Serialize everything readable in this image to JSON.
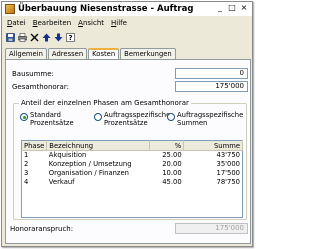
{
  "window": {
    "title": "Überbauung Niesenstrasse - Auftrag"
  },
  "titlebar_buttons": {
    "minimize": "_",
    "maximize": "□",
    "close": "×"
  },
  "menu": {
    "items": [
      {
        "underline": "D",
        "rest": "atei"
      },
      {
        "underline": "B",
        "rest": "earbeiten"
      },
      {
        "underline": "A",
        "rest": "nsicht"
      },
      {
        "underline": "H",
        "rest": "ilfe"
      }
    ]
  },
  "toolbar": {
    "icons": [
      "save-icon",
      "print-icon",
      "delete-icon",
      "arrow-up-icon",
      "arrow-down-icon",
      "help-icon"
    ]
  },
  "tabs": [
    "Allgemein",
    "Adressen",
    "Kosten",
    "Bemerkungen"
  ],
  "active_tab": "Kosten",
  "costs": {
    "bausumme_label": "Bausumme:",
    "bausumme_value": "0",
    "gesamthonorar_label": "Gesamthonorar:",
    "gesamthonorar_value": "175'000"
  },
  "group": {
    "title": "Anteil der einzelnen Phasen am Gesamthonorar",
    "options": [
      {
        "label": "Standard\nProzentsätze",
        "checked": true
      },
      {
        "label": "Auftragsspezifische\nProzentsätze",
        "checked": false
      },
      {
        "label": "Auftragsspezifische\nSummen",
        "checked": false
      }
    ]
  },
  "table": {
    "headers": [
      "Phase",
      "Bezeichnung",
      "%",
      "Summe"
    ],
    "rows": [
      [
        "1",
        "Akquisition",
        "25.00",
        "43'750"
      ],
      [
        "2",
        "Konzeption / Umsetzung",
        "20.00",
        "35'000"
      ],
      [
        "3",
        "Organisation / Finanzen",
        "10.00",
        "17'500"
      ],
      [
        "4",
        "Verkauf",
        "45.00",
        "78'750"
      ]
    ]
  },
  "footer": {
    "label": "Honoraranspruch:",
    "value": "175'000"
  }
}
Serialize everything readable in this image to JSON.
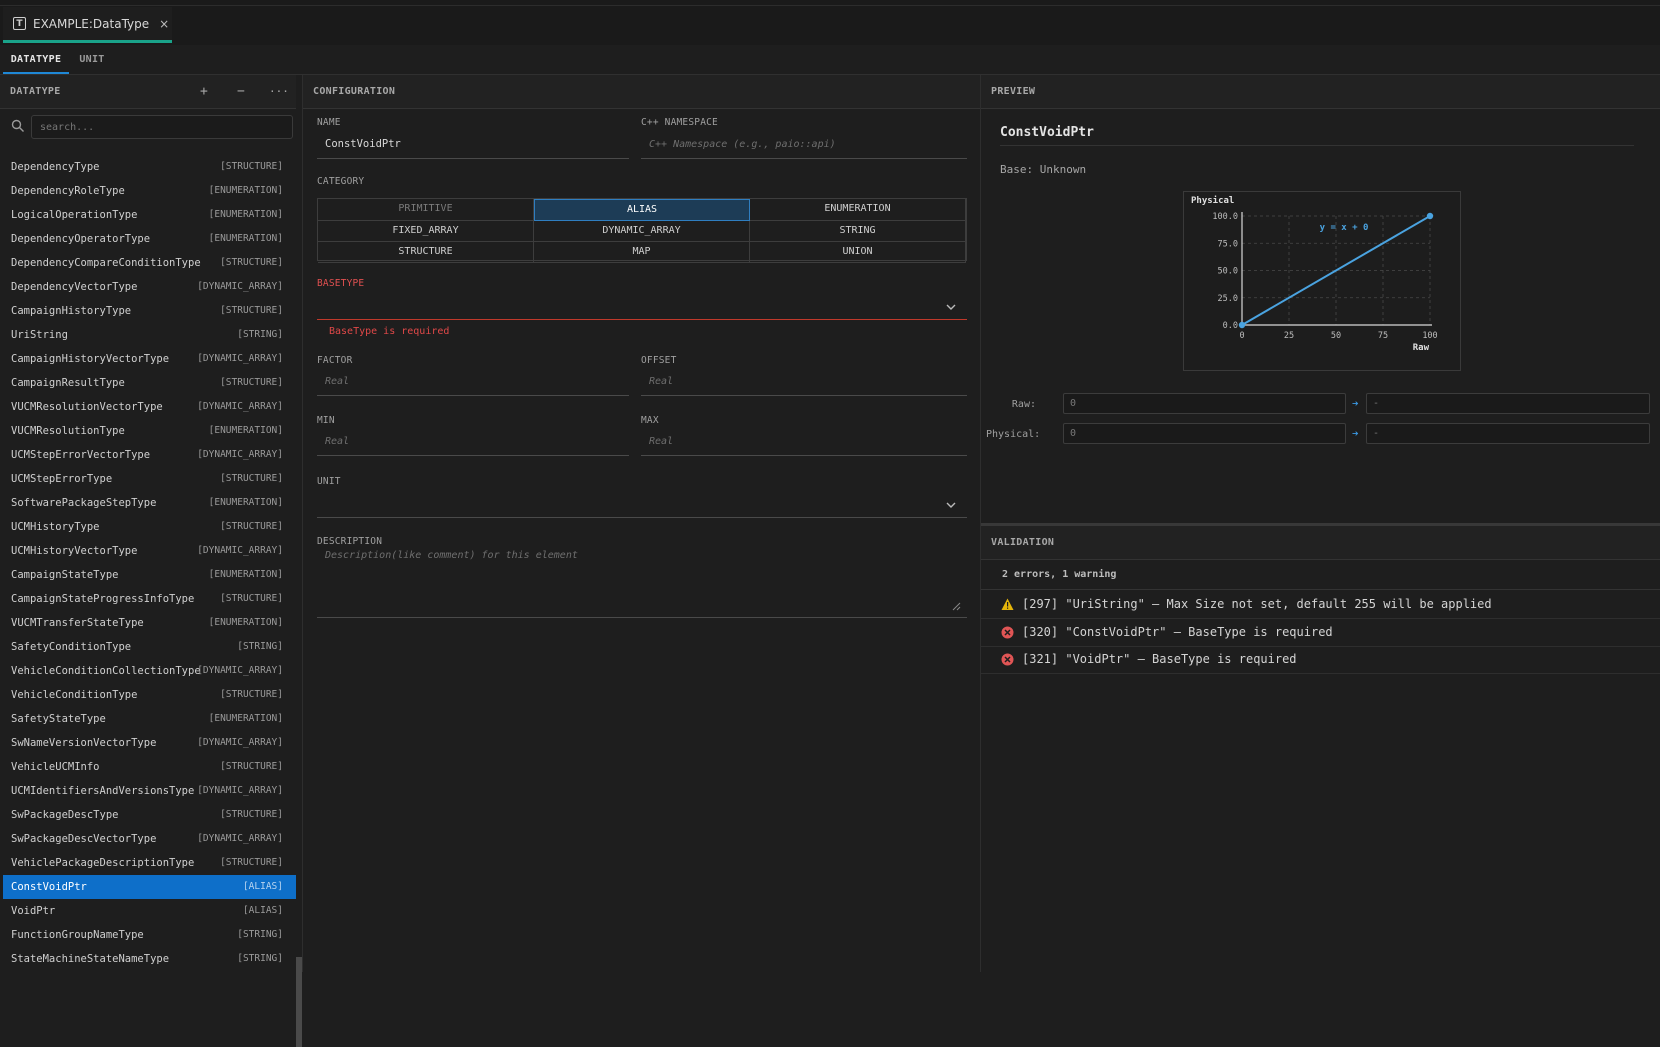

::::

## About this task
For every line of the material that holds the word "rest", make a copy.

## Solution to the problem
        "rest": "atei"
        "rest": "earbeiten"
        "rest": "nsicht"
        "rest": "ilfe"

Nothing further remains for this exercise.